> **Task brief**:
Write out every record below exactly as it appears.
======
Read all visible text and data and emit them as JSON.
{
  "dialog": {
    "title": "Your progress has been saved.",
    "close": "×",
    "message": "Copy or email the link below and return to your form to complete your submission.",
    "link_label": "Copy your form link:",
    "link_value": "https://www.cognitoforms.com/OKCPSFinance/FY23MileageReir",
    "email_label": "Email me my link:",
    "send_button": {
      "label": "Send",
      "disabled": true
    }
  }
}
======
> **Expected output**:
Read all visible text and data and emit them as JSON.
{
  "dialog": {
    "title": "Your progress has been saved.",
    "close": "×",
    "message": "Copy or email the link below and return to your form to complete your submission.",
    "link_label": "Copy your form link:",
    "link_value": "https://www.cognitoforms.com/OKCPSFinance/FY23MileageReir",
    "email_label": "Email me my link:",
    "send_button": {
      "label": "Send",
      "disabled": true
    }
  }
}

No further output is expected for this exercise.